[App and web page records]
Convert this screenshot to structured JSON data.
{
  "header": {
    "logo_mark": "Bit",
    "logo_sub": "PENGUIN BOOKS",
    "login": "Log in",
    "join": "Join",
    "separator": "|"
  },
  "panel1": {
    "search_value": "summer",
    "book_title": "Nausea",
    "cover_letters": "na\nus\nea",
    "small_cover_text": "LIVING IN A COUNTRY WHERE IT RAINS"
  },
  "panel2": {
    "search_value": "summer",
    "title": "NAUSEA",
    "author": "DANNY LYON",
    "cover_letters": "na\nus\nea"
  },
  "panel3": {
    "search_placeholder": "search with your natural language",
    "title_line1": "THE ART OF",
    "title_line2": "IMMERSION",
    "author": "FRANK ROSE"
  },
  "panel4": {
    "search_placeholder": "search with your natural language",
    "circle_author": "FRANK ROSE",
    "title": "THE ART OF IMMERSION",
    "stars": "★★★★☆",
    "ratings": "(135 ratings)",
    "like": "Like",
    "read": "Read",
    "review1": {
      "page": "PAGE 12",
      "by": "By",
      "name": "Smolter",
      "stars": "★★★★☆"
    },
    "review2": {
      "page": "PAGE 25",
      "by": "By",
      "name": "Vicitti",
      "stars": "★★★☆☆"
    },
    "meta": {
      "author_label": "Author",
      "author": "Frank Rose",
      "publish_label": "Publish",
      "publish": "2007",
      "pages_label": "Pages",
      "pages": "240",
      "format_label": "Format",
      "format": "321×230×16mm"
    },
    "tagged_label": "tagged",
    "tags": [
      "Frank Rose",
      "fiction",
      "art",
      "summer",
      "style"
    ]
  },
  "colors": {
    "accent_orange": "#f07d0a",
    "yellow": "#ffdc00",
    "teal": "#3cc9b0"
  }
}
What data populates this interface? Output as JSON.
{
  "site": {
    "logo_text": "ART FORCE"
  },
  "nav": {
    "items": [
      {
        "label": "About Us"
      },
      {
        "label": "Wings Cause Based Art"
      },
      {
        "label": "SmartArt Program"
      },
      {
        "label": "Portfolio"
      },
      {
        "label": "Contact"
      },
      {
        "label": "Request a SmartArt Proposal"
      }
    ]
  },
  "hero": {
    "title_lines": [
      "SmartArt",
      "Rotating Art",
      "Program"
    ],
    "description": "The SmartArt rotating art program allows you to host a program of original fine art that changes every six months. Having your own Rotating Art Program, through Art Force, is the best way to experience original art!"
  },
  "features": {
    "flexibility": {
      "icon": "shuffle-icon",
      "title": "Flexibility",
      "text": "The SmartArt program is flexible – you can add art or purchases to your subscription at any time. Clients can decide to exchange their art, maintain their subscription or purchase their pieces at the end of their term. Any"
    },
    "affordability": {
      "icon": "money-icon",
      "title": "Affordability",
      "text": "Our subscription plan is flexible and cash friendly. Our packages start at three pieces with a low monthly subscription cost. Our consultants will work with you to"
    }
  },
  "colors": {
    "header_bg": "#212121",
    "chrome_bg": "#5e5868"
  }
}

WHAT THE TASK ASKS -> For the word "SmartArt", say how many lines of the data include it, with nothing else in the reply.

WRITTEN ANSWER -> 5